**Data**
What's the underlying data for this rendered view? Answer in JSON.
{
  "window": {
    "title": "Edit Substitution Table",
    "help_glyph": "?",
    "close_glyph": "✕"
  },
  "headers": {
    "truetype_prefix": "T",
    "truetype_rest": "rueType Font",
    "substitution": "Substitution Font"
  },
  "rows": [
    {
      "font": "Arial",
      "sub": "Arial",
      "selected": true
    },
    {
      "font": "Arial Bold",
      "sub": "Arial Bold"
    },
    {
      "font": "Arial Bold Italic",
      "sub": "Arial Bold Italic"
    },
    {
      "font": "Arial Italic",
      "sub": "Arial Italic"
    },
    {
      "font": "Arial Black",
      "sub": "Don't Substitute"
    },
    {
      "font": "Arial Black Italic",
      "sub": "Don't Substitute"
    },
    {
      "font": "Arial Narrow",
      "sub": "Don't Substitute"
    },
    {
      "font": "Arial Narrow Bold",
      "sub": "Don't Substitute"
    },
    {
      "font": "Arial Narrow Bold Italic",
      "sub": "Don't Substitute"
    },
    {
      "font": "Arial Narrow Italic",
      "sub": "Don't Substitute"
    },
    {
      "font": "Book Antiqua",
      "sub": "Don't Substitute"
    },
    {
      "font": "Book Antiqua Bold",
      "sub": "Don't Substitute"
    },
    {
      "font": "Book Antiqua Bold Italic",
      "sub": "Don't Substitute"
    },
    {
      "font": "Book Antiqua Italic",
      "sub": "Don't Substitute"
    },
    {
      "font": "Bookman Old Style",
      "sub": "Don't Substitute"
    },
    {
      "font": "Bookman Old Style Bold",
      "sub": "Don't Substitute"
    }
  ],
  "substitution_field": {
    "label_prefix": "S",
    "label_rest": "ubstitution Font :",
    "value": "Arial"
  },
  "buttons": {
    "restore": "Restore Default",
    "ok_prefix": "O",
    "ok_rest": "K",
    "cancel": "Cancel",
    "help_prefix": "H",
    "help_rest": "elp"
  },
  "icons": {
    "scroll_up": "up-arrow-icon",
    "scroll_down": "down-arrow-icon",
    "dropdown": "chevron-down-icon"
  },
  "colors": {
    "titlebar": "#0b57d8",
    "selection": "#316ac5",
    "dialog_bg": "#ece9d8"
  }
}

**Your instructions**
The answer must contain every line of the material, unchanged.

**Completed task**
What's the underlying data for this rendered view? Answer in JSON.
{
  "window": {
    "title": "Edit Substitution Table",
    "help_glyph": "?",
    "close_glyph": "✕"
  },
  "headers": {
    "truetype_prefix": "T",
    "truetype_rest": "rueType Font",
    "substitution": "Substitution Font"
  },
  "rows": [
    {
      "font": "Arial",
      "sub": "Arial",
      "selected": true
    },
    {
      "font": "Arial Bold",
      "sub": "Arial Bold"
    },
    {
      "font": "Arial Bold Italic",
      "sub": "Arial Bold Italic"
    },
    {
      "font": "Arial Italic",
      "sub": "Arial Italic"
    },
    {
      "font": "Arial Black",
      "sub": "Don't Substitute"
    },
    {
      "font": "Arial Black Italic",
      "sub": "Don't Substitute"
    },
    {
      "font": "Arial Narrow",
      "sub": "Don't Substitute"
    },
    {
      "font": "Arial Narrow Bold",
      "sub": "Don't Substitute"
    },
    {
      "font": "Arial Narrow Bold Italic",
      "sub": "Don't Substitute"
    },
    {
      "font": "Arial Narrow Italic",
      "sub": "Don't Substitute"
    },
    {
      "font": "Book Antiqua",
      "sub": "Don't Substitute"
    },
    {
      "font": "Book Antiqua Bold",
      "sub": "Don't Substitute"
    },
    {
      "font": "Book Antiqua Bold Italic",
      "sub": "Don't Substitute"
    },
    {
      "font": "Book Antiqua Italic",
      "sub": "Don't Substitute"
    },
    {
      "font": "Bookman Old Style",
      "sub": "Don't Substitute"
    },
    {
      "font": "Bookman Old Style Bold",
      "sub": "Don't Substitute"
    }
  ],
  "substitution_field": {
    "label_prefix": "S",
    "label_rest": "ubstitution Font :",
    "value": "Arial"
  },
  "buttons": {
    "restore": "Restore Default",
    "ok_prefix": "O",
    "ok_rest": "K",
    "cancel": "Cancel",
    "help_prefix": "H",
    "help_rest": "elp"
  },
  "icons": {
    "scroll_up": "up-arrow-icon",
    "scroll_down": "down-arrow-icon",
    "dropdown": "chevron-down-icon"
  },
  "colors": {
    "titlebar": "#0b57d8",
    "selection": "#316ac5",
    "dialog_bg": "#ece9d8"
  }
}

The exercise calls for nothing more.